* _Exercise brief_: For every entry, output the exact wording.

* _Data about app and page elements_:

────────────────────

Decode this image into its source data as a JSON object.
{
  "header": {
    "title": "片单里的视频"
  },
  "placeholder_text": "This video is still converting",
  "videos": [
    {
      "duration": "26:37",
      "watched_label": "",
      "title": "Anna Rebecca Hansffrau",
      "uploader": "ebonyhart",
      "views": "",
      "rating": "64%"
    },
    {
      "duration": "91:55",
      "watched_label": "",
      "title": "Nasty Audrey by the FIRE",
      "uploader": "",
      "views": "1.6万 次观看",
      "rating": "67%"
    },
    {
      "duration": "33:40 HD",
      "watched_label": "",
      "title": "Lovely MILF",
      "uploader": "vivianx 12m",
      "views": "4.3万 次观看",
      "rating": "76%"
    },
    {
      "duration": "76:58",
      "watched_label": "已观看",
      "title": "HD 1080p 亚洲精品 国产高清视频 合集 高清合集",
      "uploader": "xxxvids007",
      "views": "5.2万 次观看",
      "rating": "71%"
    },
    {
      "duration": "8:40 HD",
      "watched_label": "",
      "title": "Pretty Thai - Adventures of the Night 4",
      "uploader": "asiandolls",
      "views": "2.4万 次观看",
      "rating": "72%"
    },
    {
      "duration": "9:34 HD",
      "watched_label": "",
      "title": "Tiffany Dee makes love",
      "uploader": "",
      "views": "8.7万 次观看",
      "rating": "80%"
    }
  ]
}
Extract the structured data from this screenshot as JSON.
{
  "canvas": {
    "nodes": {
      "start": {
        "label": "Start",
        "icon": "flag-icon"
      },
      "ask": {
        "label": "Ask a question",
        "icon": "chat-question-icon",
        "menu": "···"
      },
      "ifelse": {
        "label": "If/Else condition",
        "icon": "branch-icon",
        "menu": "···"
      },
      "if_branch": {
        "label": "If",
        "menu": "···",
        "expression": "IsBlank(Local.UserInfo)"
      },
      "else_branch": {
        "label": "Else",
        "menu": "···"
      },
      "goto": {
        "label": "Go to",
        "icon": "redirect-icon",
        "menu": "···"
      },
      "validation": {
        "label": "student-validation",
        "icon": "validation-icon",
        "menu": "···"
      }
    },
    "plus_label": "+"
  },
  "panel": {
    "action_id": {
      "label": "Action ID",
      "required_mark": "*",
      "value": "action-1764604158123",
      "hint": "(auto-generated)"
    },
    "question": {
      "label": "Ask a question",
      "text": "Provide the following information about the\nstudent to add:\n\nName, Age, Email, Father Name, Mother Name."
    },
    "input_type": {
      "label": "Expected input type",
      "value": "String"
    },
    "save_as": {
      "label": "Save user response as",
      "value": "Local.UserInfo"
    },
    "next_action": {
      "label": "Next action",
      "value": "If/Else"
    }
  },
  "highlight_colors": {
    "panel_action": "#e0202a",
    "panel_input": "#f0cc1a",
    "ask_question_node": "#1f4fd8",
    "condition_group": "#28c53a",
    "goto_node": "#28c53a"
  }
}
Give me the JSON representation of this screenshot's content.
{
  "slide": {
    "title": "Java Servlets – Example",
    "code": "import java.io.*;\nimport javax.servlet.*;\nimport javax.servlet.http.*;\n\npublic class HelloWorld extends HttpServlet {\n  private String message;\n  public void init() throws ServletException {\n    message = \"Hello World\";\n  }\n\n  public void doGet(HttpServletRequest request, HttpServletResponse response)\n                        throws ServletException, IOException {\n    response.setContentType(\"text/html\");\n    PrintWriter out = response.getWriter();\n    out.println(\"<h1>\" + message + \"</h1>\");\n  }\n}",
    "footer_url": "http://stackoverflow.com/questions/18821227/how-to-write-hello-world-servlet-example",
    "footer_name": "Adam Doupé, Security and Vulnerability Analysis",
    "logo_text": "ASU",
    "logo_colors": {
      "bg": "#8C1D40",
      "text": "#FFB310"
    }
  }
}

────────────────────

* _Solved exercise_:
Decode this image into its source data as a JSON object.
{
  "header": {
    "title": "片单里的视频"
  },
  "placeholder_text": "This video is still converting",
  "videos": [
    {
      "duration": "26:37",
      "watched_label": "",
      "title": "Anna Rebecca Hansffrau",
      "uploader": "ebonyhart",
      "views": "",
      "rating": "64%"
    },
    {
      "duration": "91:55",
      "watched_label": "",
      "title": "Nasty Audrey by the FIRE",
      "uploader": "",
      "views": "1.6万 次观看",
      "rating": "67%"
    },
    {
      "duration": "33:40 HD",
      "watched_label": "",
      "title": "Lovely MILF",
      "uploader": "vivianx 12m",
      "views": "4.3万 次观看",
      "rating": "76%"
    },
    {
      "duration": "76:58",
      "watched_label": "已观看",
      "title": "HD 1080p 亚洲精品 国产高清视频 合集 高清合集",
      "uploader": "xxxvids007",
      "views": "5.2万 次观看",
      "rating": "71%"
    },
    {
      "duration": "8:40 HD",
      "watched_label": "",
      "title": "Pretty Thai - Adventures of the Night 4",
      "uploader": "asiandolls",
      "views": "2.4万 次观看",
      "rating": "72%"
    },
    {
      "duration": "9:34 HD",
      "watched_label": "",
      "title": "Tiffany Dee makes love",
      "uploader": "",
      "views": "8.7万 次观看",
      "rating": "80%"
    }
  ]
}
Extract the structured data from this screenshot as JSON.
{
  "canvas": {
    "nodes": {
      "start": {
        "label": "Start",
        "icon": "flag-icon"
      },
      "ask": {
        "label": "Ask a question",
        "icon": "chat-question-icon",
        "menu": "···"
      },
      "ifelse": {
        "label": "If/Else condition",
        "icon": "branch-icon",
        "menu": "···"
      },
      "if_branch": {
        "label": "If",
        "menu": "···",
        "expression": "IsBlank(Local.UserInfo)"
      },
      "else_branch": {
        "label": "Else",
        "menu": "···"
      },
      "goto": {
        "label": "Go to",
        "icon": "redirect-icon",
        "menu": "···"
      },
      "validation": {
        "label": "student-validation",
        "icon": "validation-icon",
        "menu": "···"
      }
    },
    "plus_label": "+"
  },
  "panel": {
    "action_id": {
      "label": "Action ID",
      "required_mark": "*",
      "value": "action-1764604158123",
      "hint": "(auto-generated)"
    },
    "question": {
      "label": "Ask a question",
      "text": "Provide the following information about the\nstudent to add:\n\nName, Age, Email, Father Name, Mother Name."
    },
    "input_type": {
      "label": "Expected input type",
      "value": "String"
    },
    "save_as": {
      "label": "Save user response as",
      "value": "Local.UserInfo"
    },
    "next_action": {
      "label": "Next action",
      "value": "If/Else"
    }
  },
  "highlight_colors": {
    "panel_action": "#e0202a",
    "panel_input": "#f0cc1a",
    "ask_question_node": "#1f4fd8",
    "condition_group": "#28c53a",
    "goto_node": "#28c53a"
  }
}
Give me the JSON representation of this screenshot's content.
{
  "slide": {
    "title": "Java Servlets – Example",
    "code": "import java.io.*;\nimport javax.servlet.*;\nimport javax.servlet.http.*;\n\npublic class HelloWorld extends HttpServlet {\n  private String message;\n  public void init() throws ServletException {\n    message = \"Hello World\";\n  }\n\n  public void doGet(HttpServletRequest request, HttpServletResponse response)\n                        throws ServletException, IOException {\n    response.setContentType(\"text/html\");\n    PrintWriter out = response.getWriter();\n    out.println(\"<h1>\" + message + \"</h1>\");\n  }\n}",
    "footer_url": "http://stackoverflow.com/questions/18821227/how-to-write-hello-world-servlet-example",
    "footer_name": "Adam Doupé, Security and Vulnerability Analysis",
    "logo_text": "ASU",
    "logo_colors": {
      "bg": "#8C1D40",
      "text": "#FFB310"
    }
  }
}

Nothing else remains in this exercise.